soon opened a little office in Waikiki in what is now the Outrigger
Hotel, and established an incoming department called Trade Wind Tours
which he operated until its sale in 1986.
"In 1951 at the end of the Korean War, the opportunity
to begin the Pearl Harbor cruises came up and I allied myself with
a couple of sailors," he said.
Hence, Hawaiian Cruises Ltd. was founded. Although the company
has since been sold, MacGregor still retains a 10 percent interest
In 1953, he started a motorcoach company on the Big Island
of Hawaii, and in 1955 a motorcoach company on Oahu called Trade Wind
Transportation which was later sold to Greyhound.
In 1959, with the advent of jet aircraft and the establishment
of Hawaii as a state (two major events that would dramatically change
Hawaii's travel industry), Trade Wind merged with Inter-Island Resorts,
leading to a rapid growth of the firm.
MacGregor soon opened mainland offices and created a variety
of tour programs, including charters, which he ran in partnership
with Rene Pouteau. MacGregor then turned his attention to group business
and established a convention department.
As for his future in the travel industry, MacGregor is happy
with things just the way they are. "From my point of view, I'm
back where I started - in the outgoing business. I've gone full circle
-from the outgoing business to a vehicle to move large groups. I started
when there were only three hotels in Waikiki and then expanded into
limousines, boats, buses....I've done it all," he said.
Polo is still MacGregor's principal interest, although the
feels his years of competitive polo are almost used up. "Unfortunately,
polo has become more of a spectator hobby for me," he said. "There
aren't many who play competitively at age 75. Just recently I've notice
my reactions are slowing down."
"Polo is my love though, and I will always be involved
in some way," he added. "That's why I'm interested in helping

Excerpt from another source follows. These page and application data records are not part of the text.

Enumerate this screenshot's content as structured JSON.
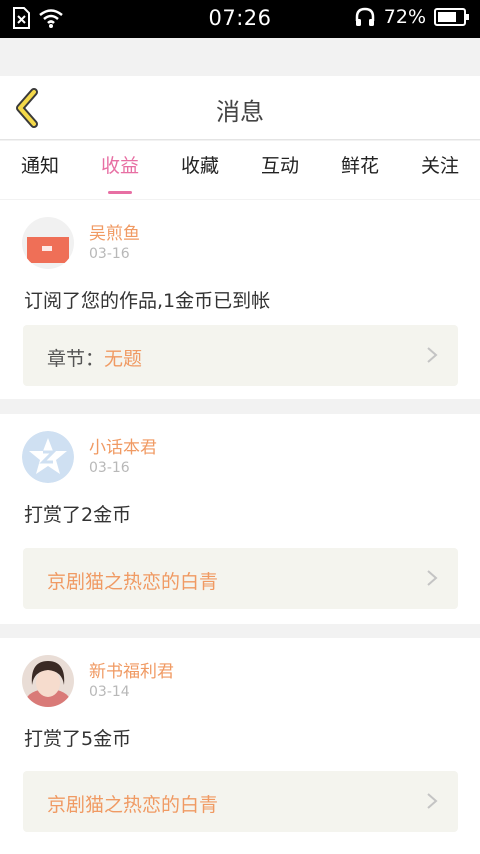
{
  "status_bar": {
    "time": "07:26",
    "battery": "72%",
    "icons": [
      "no-sim-icon",
      "wifi-icon",
      "headphone-icon",
      "battery-icon"
    ]
  },
  "header": {
    "title": "消息",
    "back_icon": "chevron-left-icon"
  },
  "tabs": [
    {
      "label": "通知"
    },
    {
      "label": "收益",
      "active": true
    },
    {
      "label": "收藏"
    },
    {
      "label": "互动"
    },
    {
      "label": "鲜花"
    },
    {
      "label": "关注"
    }
  ],
  "messages": [
    {
      "sender": "吴煎鱼",
      "date": "03-16",
      "text": "订阅了您的作品,1金币已到帐",
      "link_prefix": "章节：",
      "link_label": "无题"
    },
    {
      "sender": "小话本君",
      "date": "03-16",
      "text": "打赏了2金币",
      "link_prefix": "",
      "link_label": "京剧猫之热恋的白青"
    },
    {
      "sender": "新书福利君",
      "date": "03-14",
      "text": "打赏了5金币",
      "link_prefix": "",
      "link_label": "京剧猫之热恋的白青"
    }
  ],
  "colors": {
    "accent": "#e76fa3",
    "sender": "#f09a63",
    "link_bg": "#f4f4ee"
  }
}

the growth and maintenance of the Honolulu Polo Club. Waimanalo is
horse country - there are probably 1,000 horses here, yet we're close
to the Honolulu population. I'm always interested in introducing new
players to polo."